A shift in the balance of power
The 2000s saw a change in the ‘designers cape’ in Paris with Christian Laconic filing for bankruptcy, the death of Alexander McQueen, the retirement of Martin Margie and Helmut Lang, and end-of-era retrospective shows featuring Sonia Riskier (Plate 19), Vivienne Westwood, Yohji Yamamoto and Rei Kawakubo celebrating more than thirty years in the fashion industry. Newcomers who made their first mark on the Parisian catwalks include, amongst others, Antwerp’s Veronique Branquinho and Raf Simons, who continued the tradition of classic Belgian pragmatism; the Spaniard, Nicolas Ghesquiere for Balenciaga, who maintained the technical expertise of the house using the corset.
His medium in the March 2001 collection; the Los Angeles designer Rick Owens, who presented garments that looked like modern armor; Oliver Theyskens for Rochas in the March 2003 show, who reinstated 1950s French elegance and panache; and England’s Gareth Pugh, whose fashion-as-performance showings exhibited forms that came close to wearable sculptures in September 2008. It is significant that the Belgian designers, Dries Van Noten and Ann Demeulemeester, emerged as the leaders in the latter half of the decade.
Van Noten, named International Designer of the Year in 2008 by the Council of Fashion Designers of America (CFDA), followed the Japanese lead in terms of consistency in his design.
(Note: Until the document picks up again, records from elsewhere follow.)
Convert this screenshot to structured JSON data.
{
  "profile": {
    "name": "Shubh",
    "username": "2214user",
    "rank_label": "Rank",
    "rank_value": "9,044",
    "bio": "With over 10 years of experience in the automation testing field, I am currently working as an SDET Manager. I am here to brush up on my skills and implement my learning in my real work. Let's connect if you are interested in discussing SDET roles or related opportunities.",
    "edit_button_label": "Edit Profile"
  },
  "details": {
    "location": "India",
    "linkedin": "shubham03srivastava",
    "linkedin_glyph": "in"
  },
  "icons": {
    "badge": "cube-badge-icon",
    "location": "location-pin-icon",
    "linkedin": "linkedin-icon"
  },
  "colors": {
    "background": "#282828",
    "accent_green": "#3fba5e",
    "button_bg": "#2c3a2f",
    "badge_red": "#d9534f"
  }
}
His work demonstrated the Belgian fastidiousness for superlative construction and cut, incorporating classical elements into contemporary design, and he aimed to create clothing that could be combined in different ways by different individuals.
This pragmatic approach has been essential to his success over the past decade. Demeulemeester, in particular, seemed to capture the essence of the ‘urban warrior woman’ in her collections, and as leading journalists explained, her designs manifested the new generation of self-determined women who were emerging.
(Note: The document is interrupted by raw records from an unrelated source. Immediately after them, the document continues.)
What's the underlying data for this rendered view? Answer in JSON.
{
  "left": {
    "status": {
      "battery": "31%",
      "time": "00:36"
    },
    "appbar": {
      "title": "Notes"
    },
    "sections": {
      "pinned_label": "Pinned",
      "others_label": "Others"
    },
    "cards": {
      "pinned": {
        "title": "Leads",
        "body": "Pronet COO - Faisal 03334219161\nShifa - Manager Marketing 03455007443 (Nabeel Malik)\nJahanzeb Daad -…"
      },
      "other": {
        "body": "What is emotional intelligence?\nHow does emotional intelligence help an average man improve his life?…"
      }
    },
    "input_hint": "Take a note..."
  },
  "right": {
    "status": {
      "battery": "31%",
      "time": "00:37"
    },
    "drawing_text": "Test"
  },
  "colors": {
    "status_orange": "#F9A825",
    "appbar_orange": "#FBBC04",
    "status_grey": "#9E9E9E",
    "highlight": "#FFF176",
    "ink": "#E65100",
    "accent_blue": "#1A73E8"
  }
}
The twenty-first-century image of modern womanhood
Out of this economic quagmire, the fi rst millennium ushered in the beginning of a new era, a period when women felt stronger and thought their voices might be heard in the sociopolitical corridors of power. Initially, there had been a trend towards a masculinized form of feminism in dress, bordering on androgyny.
The favorite model of 2001, Eleonora Bosé, was the daughter of a legendary Spanish bullfight her, and her strong jaw line, closely cropped hair, and tattoos made her the personification of the ultimate ‘warrior’ woman. She was photographed by Steven Meisel and Bruce Weber for Italian Vogue and appeared on the covers of numerous other magazine covers, including Dazed and Confused, Nylon and Pop. Tom Ford chose her to model the Gucci range, and Women’s Wear Daily’s caption said, ‘Think Marlon Brando’ and described the models in both Milan and Paris that season as ‘Tough Cookies’.
Interestingly, this transgender image paralleled the rise of interest in queer theory publications.
Feminist theory academic Suzanna Walters commented that ‘an endless commoditization of difference goes on in our culture, an endless search for a variation on a theme that will sell women slightly new images of themselves. According to New York fashion journalist Gina Belafonte (2004), ‘the rise of corporate superbrands narrowed the range of stylistic roles a woman could play.’ She explained.